Unlike a conventional war waged against a standing army, a "dirty war" is waged against individuals, groups, or ideas considered subversive. Originally associated with Argentina's military regime from 1976-1983, the term has since been applied to neighboring dictatorships during the period. Indeed, it has become a byword for state-sponsored repression anywhere in the world.
Christopher Dunn's history of authoritarian Brazil exposes the inventive cultural production and intense social transformations that emerged during the rule of an iron-fisted military regime during the sixties and seventies.
Brazil has the tragic distinction of having endured the longest military-authoritarian regime in South America. Yet the country is distinctive for another reason: In the 1970s and 1980s it witnessed the emergence and development of perhaps the largest, most diverse, most radical, and most successful women's movement in contemporary Latin America.
"The largest and most comprehensive documentation of suspected death-squad victims ever undertaken, The Unpast is an expose of practices and attitudes toward the poor in Latin America's largest country."--Jacket.

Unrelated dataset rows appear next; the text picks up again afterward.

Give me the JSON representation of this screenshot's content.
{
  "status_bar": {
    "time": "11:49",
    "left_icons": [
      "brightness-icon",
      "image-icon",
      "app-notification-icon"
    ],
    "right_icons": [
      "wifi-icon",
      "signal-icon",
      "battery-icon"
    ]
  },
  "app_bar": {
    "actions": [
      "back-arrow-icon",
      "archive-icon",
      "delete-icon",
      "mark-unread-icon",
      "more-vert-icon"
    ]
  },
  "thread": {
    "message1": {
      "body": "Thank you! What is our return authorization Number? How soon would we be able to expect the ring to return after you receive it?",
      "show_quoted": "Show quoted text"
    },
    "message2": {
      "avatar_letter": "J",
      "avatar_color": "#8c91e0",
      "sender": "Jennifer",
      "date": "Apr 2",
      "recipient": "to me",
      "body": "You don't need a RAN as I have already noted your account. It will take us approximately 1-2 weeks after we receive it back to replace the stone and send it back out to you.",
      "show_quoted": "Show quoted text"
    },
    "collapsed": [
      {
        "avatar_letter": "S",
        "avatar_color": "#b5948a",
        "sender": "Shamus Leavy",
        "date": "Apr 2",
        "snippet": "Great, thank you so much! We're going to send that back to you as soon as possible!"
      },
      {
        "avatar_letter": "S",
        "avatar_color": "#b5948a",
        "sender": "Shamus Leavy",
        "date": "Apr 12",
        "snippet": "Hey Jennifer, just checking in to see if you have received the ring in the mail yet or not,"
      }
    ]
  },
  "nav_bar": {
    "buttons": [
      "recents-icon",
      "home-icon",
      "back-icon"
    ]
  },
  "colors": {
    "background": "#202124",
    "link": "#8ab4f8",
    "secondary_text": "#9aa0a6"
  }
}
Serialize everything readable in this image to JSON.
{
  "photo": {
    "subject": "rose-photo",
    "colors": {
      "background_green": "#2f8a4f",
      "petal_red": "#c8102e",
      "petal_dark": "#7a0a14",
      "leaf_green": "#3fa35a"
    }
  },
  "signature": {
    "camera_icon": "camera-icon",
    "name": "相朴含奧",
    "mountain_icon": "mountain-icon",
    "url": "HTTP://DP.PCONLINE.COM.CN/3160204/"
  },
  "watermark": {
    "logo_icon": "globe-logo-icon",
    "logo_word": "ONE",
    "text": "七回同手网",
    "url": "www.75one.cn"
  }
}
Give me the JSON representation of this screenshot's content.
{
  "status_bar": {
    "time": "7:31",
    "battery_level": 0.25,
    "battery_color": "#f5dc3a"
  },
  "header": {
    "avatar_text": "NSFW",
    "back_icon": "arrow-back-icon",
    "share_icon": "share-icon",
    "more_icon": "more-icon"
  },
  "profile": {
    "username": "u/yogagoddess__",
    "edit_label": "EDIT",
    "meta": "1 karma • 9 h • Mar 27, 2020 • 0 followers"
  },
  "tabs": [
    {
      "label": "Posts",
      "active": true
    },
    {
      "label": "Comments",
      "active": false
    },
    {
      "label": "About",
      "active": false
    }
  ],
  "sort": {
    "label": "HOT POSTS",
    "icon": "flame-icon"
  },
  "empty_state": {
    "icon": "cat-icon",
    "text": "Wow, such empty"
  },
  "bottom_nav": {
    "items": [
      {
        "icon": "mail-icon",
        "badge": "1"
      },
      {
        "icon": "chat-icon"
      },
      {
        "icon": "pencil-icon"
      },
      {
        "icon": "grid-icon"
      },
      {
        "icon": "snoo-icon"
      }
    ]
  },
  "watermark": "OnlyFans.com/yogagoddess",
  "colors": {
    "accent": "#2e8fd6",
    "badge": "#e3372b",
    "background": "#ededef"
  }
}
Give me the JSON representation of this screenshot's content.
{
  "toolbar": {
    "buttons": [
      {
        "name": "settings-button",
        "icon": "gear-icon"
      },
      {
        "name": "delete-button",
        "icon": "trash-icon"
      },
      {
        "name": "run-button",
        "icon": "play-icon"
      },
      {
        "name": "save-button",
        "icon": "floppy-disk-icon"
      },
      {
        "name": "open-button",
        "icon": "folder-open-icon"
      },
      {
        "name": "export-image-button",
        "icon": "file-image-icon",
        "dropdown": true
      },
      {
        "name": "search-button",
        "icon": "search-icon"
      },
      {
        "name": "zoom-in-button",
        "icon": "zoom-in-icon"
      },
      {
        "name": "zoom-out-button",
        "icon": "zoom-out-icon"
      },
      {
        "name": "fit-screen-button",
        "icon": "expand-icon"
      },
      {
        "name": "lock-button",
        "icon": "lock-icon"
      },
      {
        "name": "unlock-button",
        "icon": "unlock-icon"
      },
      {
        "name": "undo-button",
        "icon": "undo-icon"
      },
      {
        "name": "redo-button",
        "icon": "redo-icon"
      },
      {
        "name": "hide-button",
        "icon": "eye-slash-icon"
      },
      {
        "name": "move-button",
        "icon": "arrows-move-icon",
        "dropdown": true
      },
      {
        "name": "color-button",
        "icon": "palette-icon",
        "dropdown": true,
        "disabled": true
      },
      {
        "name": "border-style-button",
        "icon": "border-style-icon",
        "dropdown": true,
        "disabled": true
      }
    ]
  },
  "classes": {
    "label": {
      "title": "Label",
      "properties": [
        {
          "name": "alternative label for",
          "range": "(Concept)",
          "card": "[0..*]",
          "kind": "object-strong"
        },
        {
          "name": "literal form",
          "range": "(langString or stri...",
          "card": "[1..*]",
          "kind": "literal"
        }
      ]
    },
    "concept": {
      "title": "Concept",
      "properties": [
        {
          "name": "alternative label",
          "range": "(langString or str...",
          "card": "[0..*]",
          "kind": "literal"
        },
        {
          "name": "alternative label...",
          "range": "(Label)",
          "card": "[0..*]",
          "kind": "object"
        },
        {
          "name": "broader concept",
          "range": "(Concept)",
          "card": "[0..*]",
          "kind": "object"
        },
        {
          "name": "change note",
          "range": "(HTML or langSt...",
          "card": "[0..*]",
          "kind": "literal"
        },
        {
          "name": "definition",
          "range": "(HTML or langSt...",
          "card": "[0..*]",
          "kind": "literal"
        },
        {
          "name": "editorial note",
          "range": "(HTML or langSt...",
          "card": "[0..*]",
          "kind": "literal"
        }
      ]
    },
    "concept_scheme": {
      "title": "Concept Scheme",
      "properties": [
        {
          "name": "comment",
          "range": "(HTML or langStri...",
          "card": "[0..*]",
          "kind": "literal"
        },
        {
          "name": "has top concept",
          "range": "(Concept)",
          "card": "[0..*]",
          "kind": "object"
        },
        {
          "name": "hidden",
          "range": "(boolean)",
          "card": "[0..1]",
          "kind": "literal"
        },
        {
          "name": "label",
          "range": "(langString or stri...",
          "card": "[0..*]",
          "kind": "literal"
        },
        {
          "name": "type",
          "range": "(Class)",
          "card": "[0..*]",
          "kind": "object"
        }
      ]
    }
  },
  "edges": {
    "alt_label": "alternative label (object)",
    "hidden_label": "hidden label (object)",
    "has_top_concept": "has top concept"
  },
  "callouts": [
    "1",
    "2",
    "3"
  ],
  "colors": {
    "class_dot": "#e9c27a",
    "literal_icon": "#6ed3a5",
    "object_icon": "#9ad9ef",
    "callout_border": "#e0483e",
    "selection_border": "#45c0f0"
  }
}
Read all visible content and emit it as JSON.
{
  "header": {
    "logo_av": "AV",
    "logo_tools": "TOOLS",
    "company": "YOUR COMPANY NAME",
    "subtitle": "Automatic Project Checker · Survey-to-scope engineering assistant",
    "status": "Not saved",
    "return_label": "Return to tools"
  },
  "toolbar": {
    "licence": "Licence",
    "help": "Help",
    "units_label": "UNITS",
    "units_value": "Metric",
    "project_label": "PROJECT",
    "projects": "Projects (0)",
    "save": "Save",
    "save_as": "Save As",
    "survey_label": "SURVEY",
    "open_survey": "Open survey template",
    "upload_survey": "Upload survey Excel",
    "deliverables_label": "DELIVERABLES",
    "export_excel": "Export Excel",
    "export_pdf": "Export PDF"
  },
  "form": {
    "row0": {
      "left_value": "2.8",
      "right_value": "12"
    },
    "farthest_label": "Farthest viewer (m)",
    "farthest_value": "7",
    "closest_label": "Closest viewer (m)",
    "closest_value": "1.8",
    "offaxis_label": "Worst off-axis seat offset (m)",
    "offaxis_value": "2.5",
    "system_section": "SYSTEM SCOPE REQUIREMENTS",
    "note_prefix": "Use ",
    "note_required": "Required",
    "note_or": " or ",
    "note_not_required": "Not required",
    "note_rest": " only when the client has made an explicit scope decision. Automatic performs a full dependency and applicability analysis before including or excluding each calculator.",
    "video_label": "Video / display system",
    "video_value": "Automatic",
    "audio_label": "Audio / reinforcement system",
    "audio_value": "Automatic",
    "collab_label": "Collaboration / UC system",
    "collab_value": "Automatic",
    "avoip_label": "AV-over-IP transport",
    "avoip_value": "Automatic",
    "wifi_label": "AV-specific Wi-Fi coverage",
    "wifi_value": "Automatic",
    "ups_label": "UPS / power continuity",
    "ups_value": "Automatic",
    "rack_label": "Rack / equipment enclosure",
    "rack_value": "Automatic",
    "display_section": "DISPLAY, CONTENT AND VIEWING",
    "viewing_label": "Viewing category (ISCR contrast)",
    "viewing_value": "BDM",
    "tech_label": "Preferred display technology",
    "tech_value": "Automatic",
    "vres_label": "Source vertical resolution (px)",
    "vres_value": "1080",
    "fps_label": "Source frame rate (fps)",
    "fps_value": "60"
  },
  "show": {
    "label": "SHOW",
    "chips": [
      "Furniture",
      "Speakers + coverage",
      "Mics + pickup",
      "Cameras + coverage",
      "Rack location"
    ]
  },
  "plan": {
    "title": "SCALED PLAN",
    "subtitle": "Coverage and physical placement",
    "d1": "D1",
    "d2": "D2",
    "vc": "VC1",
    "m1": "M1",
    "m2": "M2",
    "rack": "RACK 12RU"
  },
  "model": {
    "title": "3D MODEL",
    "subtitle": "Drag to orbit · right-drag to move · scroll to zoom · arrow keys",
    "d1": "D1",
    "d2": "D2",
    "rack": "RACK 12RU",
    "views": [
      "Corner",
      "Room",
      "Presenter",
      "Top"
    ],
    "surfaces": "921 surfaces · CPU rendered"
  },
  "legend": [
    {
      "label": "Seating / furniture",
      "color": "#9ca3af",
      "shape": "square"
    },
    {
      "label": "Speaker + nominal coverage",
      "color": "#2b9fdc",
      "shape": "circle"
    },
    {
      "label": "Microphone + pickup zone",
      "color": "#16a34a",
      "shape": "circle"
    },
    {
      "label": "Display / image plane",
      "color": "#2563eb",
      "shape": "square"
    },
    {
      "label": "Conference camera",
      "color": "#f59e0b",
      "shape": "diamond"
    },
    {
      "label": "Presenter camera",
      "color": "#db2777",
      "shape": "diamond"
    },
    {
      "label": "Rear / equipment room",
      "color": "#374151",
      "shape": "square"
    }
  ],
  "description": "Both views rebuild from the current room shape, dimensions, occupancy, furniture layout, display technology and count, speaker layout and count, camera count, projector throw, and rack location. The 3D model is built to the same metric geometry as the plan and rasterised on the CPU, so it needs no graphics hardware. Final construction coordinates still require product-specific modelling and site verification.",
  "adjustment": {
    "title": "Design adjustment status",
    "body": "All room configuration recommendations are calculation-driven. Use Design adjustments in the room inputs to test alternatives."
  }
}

Introduction: the turn to memory in Brazilian culture and politics -- Testimonies and the amnesty law -- A prime-time miniseries and impeachment -- Literary and official truth-telling -- From torture center to stage and site of memory -- Conclusion: memory's turns and returns.
Of the twenty-three Brazilian policemen interviewed in depth for this landmark study, fourteen were direct perpetrators of torture and murder during the three decades that included the 1964-1985 military regime.
In May 1970, Marcos P. S. Arruda, a young political activist, was seized in São Paulo, imprisoned, and tortured. A Mother’s Cry is the harrowing story of Marcos’s incarceration and his family’s efforts to locate him and obtain his release.
Sarah Sarzynski's cultural history of Cold War-era Brazil examines the influence of revolutionary social movements in Northeastern Brazil during the lead-up to the 1964 coup that would bring the military to power for 21 years.